Check every line below for the word "icon" and copy each one that has it.

Extracted information Start Marker

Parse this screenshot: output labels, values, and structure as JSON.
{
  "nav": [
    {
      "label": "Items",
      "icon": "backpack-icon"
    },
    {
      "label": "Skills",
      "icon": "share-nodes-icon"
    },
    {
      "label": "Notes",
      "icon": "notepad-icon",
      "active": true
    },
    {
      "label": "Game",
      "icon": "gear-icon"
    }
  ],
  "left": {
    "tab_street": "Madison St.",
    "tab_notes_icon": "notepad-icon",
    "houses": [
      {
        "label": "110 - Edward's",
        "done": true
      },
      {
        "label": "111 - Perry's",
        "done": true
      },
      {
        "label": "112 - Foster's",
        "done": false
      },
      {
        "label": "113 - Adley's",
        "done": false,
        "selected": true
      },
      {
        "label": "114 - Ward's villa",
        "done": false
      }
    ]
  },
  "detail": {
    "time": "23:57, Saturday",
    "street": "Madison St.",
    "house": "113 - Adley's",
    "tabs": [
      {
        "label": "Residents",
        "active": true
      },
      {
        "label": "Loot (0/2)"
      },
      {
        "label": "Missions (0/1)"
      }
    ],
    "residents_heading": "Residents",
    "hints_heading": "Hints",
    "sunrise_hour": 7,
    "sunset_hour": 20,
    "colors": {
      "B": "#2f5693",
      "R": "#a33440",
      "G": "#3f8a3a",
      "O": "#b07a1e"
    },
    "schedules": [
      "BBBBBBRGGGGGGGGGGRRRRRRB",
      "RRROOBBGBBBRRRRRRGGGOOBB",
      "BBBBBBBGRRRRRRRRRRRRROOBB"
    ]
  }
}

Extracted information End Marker

▸ Response to the exercise:
      "icon": "backpack-icon"
      "icon": "share-nodes-icon"
      "icon": "notepad-icon",
      "icon": "gear-icon"
    "tab_notes_icon": "notepad-icon",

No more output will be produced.